A substanstial change in the landscape of the Navy Park Addition should see families or individuals moving into new units starting in a couple of weeks.

Construction is targeted through the end of September, said Chris Akbari with ITEX Developers of Port Arthur. ITEX specializes in property management and construction, and was able to get tax credits and funding assistance through the Texas Department of Housing and Community Affairs.

The project was originally earmarked for $16 million, however, ITEX was able to get additional funding, increasing the cost to about $18 million, Akbari said.

Unit prices are undetermined and subject to change, he said.

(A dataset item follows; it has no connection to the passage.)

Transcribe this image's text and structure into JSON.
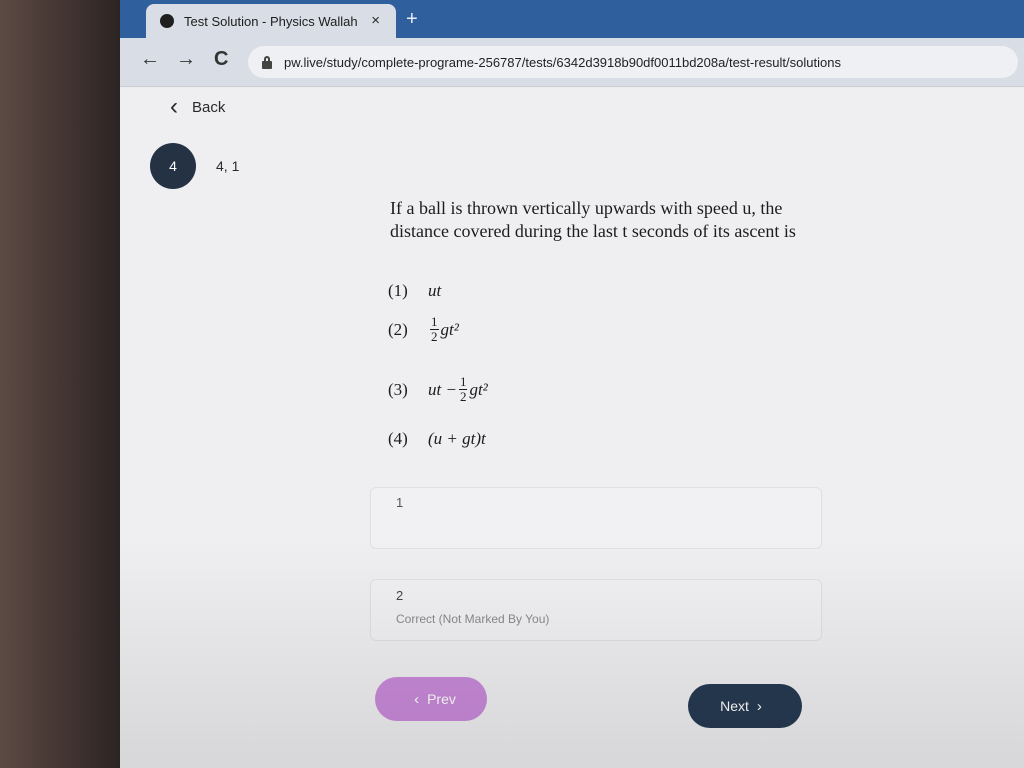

“For quite some time we’ve been tearing down a significant number of units in the neighborhood and building them back,” he said.

“There were originally going to be 115 quad units, tri-units and duplexes, but we received some additional funding and altogether now, there will be 150 units with three bedrooms, two-and-a half baths, two stories and a one- or two-car garage.”

There will also be a community center, and several other amenities such as a playground, he said.

“Right now we’ve demolished about 60 structures,” he said.

Since the Navy Park Addition is considered a part of Orange history, ITEX had to get clearance through the Texas Historic Commission. The Orange City Council was also required to approve the project.

Nightclub owner Buster Johnson owned much of Navy Park Addition at one time. Officers’ quarters were confined to their own section on the grounds. The community was built more than 60 years ago to house shipyard workers during World War II.

The units were among the first housing facilities constructed specifically to support wartime production.

According to a 1997 report prepared by the Orange Historical Commission, the Naval Base at Orange was considered “closed” in 1962, although continued to operate as a reserve base.

Orange’s population grew from some 7,500 in 1940, to an estimated 45,000 by 1943.

Many Navy Park streets are named after Naval heroes such as Farragut, Dewey and Decatur. Another street honors Franklin Roosevelt, president during most of the war.